> To: email@example.com
> Subject: Re: XML Blueberry
> I would contend that given the 25 year old trend of migration
> _away_ from mainframes and the almost frightenly fast adoption of XML 1.0
> worldwide, that significantly more pain is already attached to breaking
> interoperability for XML than in NOT allowing NEL as an accepted
> whitespace char.

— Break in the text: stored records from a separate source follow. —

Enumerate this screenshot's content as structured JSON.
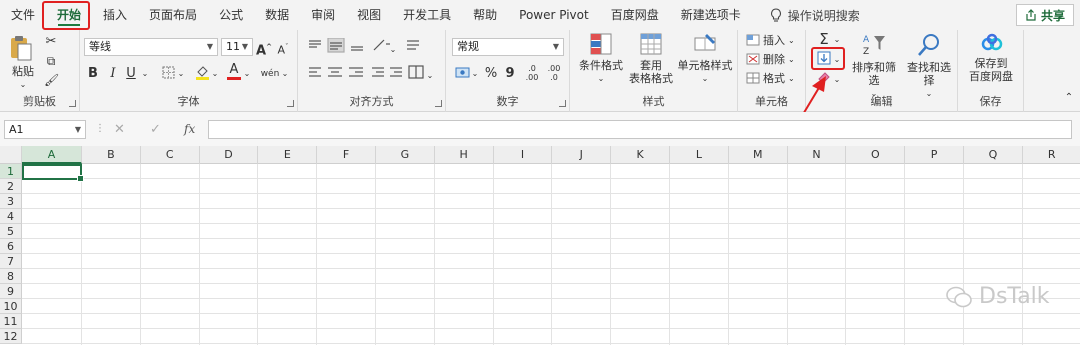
{
  "tabs": [
    "文件",
    "开始",
    "插入",
    "页面布局",
    "公式",
    "数据",
    "审阅",
    "视图",
    "开发工具",
    "帮助",
    "Power Pivot",
    "百度网盘",
    "新建选项卡"
  ],
  "tell_me": "操作说明搜索",
  "share": "共享",
  "ribbon": {
    "clipboard": {
      "paste": "粘贴",
      "label": "剪贴板"
    },
    "font": {
      "name": "等线",
      "size": "11",
      "label": "字体",
      "bold": "B",
      "italic": "I",
      "underline": "U",
      "grow": "A",
      "shrink": "A",
      "font_color": "A",
      "wen": "wén"
    },
    "alignment": {
      "label": "对齐方式"
    },
    "number": {
      "format": "常规",
      "label": "数字",
      "percent": "%",
      "comma": "9",
      "inc": ".00",
      "dec": ".0"
    },
    "styles": {
      "cond": "条件格式",
      "table_l1": "套用",
      "table_l2": "表格格式",
      "cell": "单元格样式",
      "label": "样式"
    },
    "cells": {
      "insert": "插入",
      "delete": "删除",
      "format": "格式",
      "label": "单元格"
    },
    "editing": {
      "sort": "排序和筛选",
      "find": "查找和选择",
      "label": "编辑"
    },
    "save": {
      "l1": "保存到",
      "l2": "百度网盘",
      "label": "保存"
    }
  },
  "formula_bar": {
    "name_box": "A1",
    "fx": "fx",
    "formula": ""
  },
  "columns": [
    "A",
    "B",
    "C",
    "D",
    "E",
    "F",
    "G",
    "H",
    "I",
    "J",
    "K",
    "L",
    "M",
    "N",
    "O",
    "P",
    "Q",
    "R"
  ],
  "rows": [
    "1",
    "2",
    "3",
    "4",
    "5",
    "6",
    "7",
    "8",
    "9",
    "10",
    "11",
    "12"
  ],
  "watermark": "DsTalk",
  "colors": {
    "accent": "#217346",
    "highlight": "#e02020",
    "ribbon_bg": "#f3f3f3"
  }
}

I don't really have the facts here, maybe someone else does, but I suspect that it's not a migration away from mainframes as much as a dramatic expansion of the non-mainframe world over the past 25 years. I'm reasonably sure that much of IBM's profitability (which allows it's very generous support of XML) is due to revenues from the "legacy" mainframe infrastructure... the same is probably true for my employer. I'm also reasonably sure that if all the mainframes in the world somehow disappeared today, the world economy as we know it would collapse immediately.
XML has generated a phenomenal amount of interest, and surveys show that a healthy percentage of business transactions are likely to be XML-enabled in a couple of years. But if XML somehow disappeared today, would the world even notice? (Not sure ... certainly a few prominent web sites would collapse, and NASDAQ would probably take a hit, and we'd all have to do something less fun for a living!).
My biggest concern in this debate is not a critical need to support the NEL character (or Unicode 3.x), but the sense of inevitable victory by XML I detect in some postings. OS/2 attracted a lot of interest in the late 1980's, and surveys showed that a very healthy percentage of computers would be running on it a couple of years later. Windows 3.x blew it out of the water, and made the forecasts laughable. The same could happen to forecasts for XML if we take ourselves too seriously and assume that XML has "won" before the race has truly begun (or the competitors identified!).
The hype machine giveth, and the hype machine taketh away. I'll be convinced that XML (probably some future revision that eliminates some of the pain for real-world users) will "win" when -- like mainframes today -- no one could take it away without causing massive pain.